- AIM OF THE EXERCISE
Each line with the word "heading" must appear in the answer, copied from the records.

- DATA FOR ANALYSIS

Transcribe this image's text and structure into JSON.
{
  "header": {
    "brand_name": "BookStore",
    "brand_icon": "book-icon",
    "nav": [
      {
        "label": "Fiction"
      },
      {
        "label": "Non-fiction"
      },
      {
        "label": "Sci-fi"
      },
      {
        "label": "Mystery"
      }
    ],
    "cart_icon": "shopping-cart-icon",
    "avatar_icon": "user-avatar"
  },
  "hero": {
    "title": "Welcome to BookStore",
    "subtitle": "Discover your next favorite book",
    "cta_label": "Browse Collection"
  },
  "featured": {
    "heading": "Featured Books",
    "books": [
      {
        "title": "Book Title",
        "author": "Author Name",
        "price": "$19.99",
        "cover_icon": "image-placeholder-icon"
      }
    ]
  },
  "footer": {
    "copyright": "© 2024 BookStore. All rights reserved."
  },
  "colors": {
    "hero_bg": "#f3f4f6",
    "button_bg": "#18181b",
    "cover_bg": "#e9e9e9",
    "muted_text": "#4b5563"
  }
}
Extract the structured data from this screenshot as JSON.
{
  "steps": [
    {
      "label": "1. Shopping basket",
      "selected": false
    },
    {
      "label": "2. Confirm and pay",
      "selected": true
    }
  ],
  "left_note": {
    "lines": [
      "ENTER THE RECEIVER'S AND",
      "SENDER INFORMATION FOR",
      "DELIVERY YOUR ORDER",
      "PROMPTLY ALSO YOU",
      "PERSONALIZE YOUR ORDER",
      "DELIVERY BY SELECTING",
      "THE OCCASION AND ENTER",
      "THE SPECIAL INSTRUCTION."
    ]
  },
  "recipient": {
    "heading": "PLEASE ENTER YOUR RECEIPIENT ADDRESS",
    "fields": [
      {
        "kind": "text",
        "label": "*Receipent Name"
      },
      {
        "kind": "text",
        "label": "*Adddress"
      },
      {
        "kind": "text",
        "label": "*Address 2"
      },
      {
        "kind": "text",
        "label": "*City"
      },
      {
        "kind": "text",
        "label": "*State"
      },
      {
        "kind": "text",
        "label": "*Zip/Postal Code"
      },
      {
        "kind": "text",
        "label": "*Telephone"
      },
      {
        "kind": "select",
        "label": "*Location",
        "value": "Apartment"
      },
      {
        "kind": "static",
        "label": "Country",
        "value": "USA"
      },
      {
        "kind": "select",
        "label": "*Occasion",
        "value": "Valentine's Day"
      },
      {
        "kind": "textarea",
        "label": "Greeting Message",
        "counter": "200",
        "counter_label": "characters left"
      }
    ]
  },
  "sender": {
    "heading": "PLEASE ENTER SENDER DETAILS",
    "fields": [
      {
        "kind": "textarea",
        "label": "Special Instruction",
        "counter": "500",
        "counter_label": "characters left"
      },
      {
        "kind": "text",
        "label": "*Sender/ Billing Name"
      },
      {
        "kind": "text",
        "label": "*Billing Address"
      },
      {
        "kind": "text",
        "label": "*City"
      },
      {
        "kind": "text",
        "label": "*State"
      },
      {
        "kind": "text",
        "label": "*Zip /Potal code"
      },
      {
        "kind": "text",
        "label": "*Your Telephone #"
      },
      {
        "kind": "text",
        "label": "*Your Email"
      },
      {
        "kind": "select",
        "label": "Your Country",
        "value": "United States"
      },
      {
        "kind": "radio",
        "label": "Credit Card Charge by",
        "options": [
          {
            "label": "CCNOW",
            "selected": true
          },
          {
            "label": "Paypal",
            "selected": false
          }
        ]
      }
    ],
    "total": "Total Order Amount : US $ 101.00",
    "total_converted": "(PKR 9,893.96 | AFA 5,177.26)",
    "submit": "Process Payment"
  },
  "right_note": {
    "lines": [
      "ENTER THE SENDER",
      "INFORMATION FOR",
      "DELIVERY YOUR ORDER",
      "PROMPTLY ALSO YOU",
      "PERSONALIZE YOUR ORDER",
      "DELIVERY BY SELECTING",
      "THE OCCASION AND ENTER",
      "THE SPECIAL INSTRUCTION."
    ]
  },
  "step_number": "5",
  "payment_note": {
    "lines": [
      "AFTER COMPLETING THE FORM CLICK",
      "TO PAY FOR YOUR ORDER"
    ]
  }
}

- TASK SOLUTION
    "heading": "Featured Books",
    "heading": "PLEASE ENTER YOUR RECEIPIENT ADDRESS",
    "heading": "PLEASE ENTER SENDER DETAILS",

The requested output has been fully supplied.